Baking has long been associated with positive mental health. According to a study published in the Journal of Positive Psychology in late 2016, creative endeavors such as cooking or baking can make people happier.
Jack Hazan is taking that to heart in New York City. The baker turned therapist uses baking techniques to help his clients. While studying at New York University in 2016, he started his business Jack Bakes to make and sell challah products.
Using his baking expertise in his therapy practice, Hazan is benefitting New Yorkers. Through individual sessions, he infuses recipes with coping mechanisms and other key therapeutic techniques to bring about a healthier life.
“Connecting with Others, All About the Self, Mindfulness, Grief and Loss and Emotions. These are themes that I see most in my practice. And they have practical applications for baking,” Hazan says. “While therapy and baking may seem scary or daunting, I’ll help break down the instructions or teachings so they’re simple to follow.”
Hazan sees the direct effect baking has on mental health, especially during the challenging times the coronavirus pandemic has brought upon society. “We’re experiencing grief and loss right now. We can’t connect the way we used to, and this is one way we’re connecting with people,” he tells Time Out New York.
In addition to these sessions, Hazan’s Brooklyn-based baking company continues to grow.
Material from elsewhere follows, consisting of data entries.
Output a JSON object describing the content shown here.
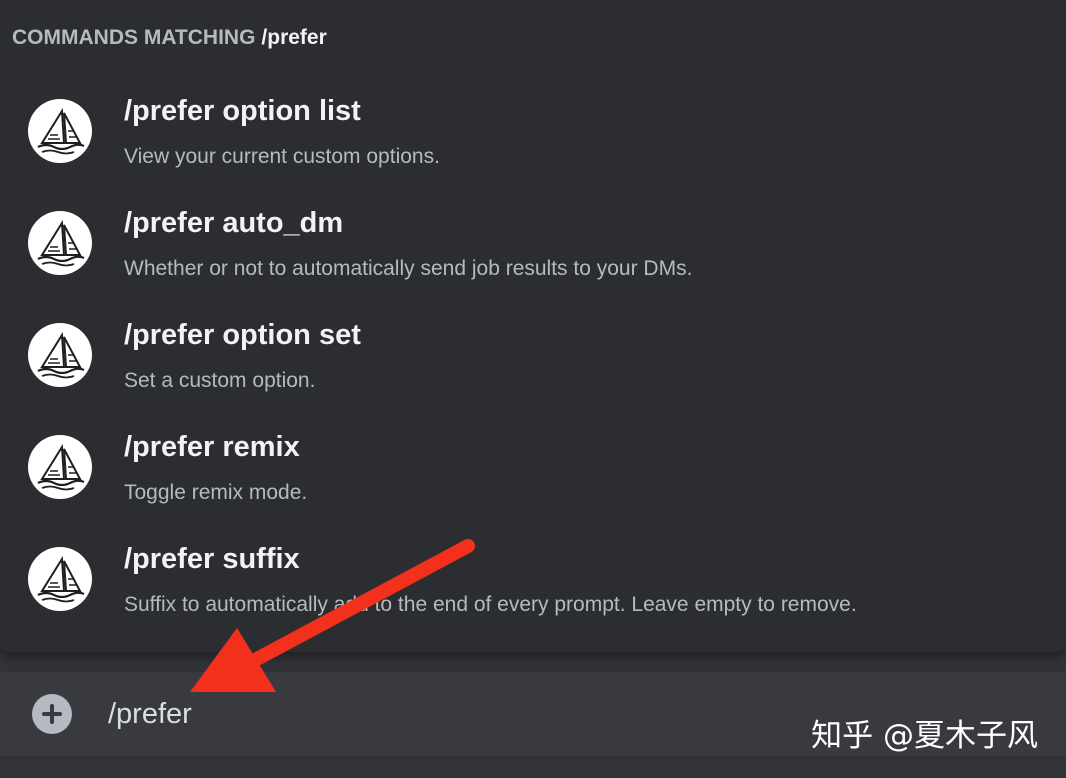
{
  "popup": {
    "header_prefix": "COMMANDS MATCHING",
    "header_query": "/prefer"
  },
  "commands": [
    {
      "name": "/prefer option list",
      "description": "View your current custom options.",
      "icon": "midjourney-sailboat-icon"
    },
    {
      "name": "/prefer auto_dm",
      "description": "Whether or not to automatically send job results to your DMs.",
      "icon": "midjourney-sailboat-icon"
    },
    {
      "name": "/prefer option set",
      "description": "Set a custom option.",
      "icon": "midjourney-sailboat-icon"
    },
    {
      "name": "/prefer remix",
      "description": "Toggle remix mode.",
      "icon": "midjourney-sailboat-icon"
    },
    {
      "name": "/prefer suffix",
      "description": "Suffix to automatically add to the end of every prompt. Leave empty to remove.",
      "icon": "midjourney-sailboat-icon"
    }
  ],
  "input": {
    "value": "/prefer",
    "add_icon": "plus-circle-icon"
  },
  "watermark": "知乎 @夏木子风",
  "colors": {
    "popup_bg": "#2b2d31",
    "page_bg": "#313338",
    "input_bg": "#383a40",
    "arrow": "#f2301b"
  }
}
Its challah and challah bagels are available in 50 stores in New York and across the Mid-Atlantic region.